» **About this exercise**
Please return the lines of the data that contain "name".

[Component data from apps and pages]
%%
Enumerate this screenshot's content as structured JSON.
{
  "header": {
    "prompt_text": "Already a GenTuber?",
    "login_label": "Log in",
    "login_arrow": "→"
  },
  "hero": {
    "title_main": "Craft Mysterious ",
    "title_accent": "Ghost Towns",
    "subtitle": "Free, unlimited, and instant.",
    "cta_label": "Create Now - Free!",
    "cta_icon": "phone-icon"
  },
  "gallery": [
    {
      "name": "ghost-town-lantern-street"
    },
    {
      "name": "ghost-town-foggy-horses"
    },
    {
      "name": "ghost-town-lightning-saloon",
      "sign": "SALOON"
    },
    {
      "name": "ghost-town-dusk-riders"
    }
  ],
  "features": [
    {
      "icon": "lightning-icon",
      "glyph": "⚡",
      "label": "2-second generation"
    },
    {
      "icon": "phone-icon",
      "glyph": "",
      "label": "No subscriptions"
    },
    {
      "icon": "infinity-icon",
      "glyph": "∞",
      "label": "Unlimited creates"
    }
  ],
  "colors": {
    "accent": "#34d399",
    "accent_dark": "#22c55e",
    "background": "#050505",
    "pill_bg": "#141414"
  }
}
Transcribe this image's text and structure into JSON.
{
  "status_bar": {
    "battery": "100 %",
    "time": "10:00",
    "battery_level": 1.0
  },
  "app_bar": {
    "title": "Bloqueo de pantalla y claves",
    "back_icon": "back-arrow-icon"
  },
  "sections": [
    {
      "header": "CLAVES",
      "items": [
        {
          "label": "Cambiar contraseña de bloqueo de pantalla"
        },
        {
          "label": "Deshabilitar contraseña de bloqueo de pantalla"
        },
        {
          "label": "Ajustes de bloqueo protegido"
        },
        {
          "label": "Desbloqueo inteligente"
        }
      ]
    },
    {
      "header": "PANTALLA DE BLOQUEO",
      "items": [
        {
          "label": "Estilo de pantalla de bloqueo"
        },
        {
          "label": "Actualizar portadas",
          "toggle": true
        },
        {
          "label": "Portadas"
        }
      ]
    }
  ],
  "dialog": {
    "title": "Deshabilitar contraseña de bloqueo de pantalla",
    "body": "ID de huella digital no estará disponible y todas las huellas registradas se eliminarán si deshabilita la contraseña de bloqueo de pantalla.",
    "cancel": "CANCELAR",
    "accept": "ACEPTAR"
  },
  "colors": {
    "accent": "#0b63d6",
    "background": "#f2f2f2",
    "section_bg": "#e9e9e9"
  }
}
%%
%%
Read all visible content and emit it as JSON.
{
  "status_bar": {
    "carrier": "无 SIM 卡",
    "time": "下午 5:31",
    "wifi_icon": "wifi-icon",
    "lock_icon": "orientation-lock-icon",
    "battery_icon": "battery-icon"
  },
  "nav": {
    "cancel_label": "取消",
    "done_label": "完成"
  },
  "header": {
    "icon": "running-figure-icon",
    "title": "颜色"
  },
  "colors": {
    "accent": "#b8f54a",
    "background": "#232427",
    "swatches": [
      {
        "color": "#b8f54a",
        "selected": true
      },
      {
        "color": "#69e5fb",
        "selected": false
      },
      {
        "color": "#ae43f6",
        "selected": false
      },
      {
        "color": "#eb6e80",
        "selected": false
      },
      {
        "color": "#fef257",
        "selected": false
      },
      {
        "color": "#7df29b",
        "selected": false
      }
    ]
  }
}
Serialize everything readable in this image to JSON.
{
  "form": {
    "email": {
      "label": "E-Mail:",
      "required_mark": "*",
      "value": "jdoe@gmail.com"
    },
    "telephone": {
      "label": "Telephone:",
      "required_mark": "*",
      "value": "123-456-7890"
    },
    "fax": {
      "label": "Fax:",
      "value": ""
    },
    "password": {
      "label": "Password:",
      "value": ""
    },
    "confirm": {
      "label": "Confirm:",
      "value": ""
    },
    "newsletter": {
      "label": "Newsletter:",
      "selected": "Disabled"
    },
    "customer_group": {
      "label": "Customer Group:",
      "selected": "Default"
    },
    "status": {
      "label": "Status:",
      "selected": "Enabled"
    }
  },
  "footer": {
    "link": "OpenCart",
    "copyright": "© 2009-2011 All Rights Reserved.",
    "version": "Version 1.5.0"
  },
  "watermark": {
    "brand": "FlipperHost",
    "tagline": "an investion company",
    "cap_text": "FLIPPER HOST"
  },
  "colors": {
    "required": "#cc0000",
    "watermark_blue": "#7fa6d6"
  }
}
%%
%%
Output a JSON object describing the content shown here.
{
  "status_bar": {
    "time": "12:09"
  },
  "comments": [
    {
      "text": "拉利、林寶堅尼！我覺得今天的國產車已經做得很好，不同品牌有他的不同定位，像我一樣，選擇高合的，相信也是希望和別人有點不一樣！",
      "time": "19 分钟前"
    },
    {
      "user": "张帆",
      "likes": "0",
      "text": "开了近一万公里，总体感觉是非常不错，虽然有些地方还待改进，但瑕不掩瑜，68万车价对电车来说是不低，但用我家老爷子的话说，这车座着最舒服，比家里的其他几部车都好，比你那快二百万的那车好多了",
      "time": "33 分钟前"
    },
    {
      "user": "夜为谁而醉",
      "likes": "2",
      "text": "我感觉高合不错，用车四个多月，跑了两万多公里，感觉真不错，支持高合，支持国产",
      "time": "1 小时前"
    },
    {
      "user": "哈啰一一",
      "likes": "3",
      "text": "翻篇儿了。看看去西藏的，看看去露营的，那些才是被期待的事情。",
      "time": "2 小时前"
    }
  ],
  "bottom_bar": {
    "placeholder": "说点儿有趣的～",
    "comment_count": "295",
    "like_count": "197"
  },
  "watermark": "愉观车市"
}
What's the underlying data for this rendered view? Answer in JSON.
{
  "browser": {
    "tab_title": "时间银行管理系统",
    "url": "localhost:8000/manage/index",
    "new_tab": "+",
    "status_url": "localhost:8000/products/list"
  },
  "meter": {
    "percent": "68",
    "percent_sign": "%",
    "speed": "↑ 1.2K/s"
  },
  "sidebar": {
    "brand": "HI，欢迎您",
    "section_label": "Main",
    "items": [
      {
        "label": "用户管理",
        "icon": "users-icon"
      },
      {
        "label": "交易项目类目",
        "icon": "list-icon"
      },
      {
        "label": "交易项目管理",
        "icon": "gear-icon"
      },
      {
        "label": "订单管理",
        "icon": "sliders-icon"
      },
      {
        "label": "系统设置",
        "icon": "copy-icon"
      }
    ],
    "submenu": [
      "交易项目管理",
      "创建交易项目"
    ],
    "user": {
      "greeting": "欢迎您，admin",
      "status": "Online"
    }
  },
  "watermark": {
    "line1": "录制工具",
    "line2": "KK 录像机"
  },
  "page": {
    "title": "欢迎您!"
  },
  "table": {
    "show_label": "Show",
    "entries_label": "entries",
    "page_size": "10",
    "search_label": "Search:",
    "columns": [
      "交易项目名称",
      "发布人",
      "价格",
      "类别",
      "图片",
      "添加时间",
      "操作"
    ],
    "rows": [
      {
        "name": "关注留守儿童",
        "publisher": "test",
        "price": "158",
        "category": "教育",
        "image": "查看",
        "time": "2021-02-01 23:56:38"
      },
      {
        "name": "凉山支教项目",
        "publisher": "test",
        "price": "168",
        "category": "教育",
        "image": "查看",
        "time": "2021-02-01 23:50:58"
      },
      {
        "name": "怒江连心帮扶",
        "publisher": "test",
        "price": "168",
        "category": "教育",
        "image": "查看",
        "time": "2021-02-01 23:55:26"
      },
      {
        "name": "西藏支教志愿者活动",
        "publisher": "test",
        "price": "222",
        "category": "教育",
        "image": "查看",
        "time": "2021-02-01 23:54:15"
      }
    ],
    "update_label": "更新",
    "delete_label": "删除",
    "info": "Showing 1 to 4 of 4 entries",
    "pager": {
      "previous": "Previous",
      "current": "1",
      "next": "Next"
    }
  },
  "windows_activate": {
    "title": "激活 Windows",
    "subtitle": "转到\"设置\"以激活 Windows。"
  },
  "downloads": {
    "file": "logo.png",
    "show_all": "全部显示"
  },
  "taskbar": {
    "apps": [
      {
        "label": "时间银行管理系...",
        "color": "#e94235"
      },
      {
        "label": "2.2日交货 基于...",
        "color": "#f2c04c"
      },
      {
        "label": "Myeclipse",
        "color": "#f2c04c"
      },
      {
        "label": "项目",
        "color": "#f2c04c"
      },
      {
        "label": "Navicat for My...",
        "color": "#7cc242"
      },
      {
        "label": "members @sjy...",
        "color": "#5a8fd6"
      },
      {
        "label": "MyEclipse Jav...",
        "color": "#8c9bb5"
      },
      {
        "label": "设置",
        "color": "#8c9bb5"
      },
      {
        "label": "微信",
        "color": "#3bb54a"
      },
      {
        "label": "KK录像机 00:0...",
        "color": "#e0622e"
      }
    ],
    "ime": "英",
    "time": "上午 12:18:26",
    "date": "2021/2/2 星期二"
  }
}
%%
» **Expected answer**
      "name": "ghost-town-lantern-street"
      "name": "ghost-town-foggy-horses"
      "name": "ghost-town-lightning-saloon",
      "name": "ghost-town-dusk-riders"
        "name": "关注留守儿童",
        "name": "凉山支教项目",
        "name": "怒江连心帮扶",
        "name": "西藏支教志愿者活动",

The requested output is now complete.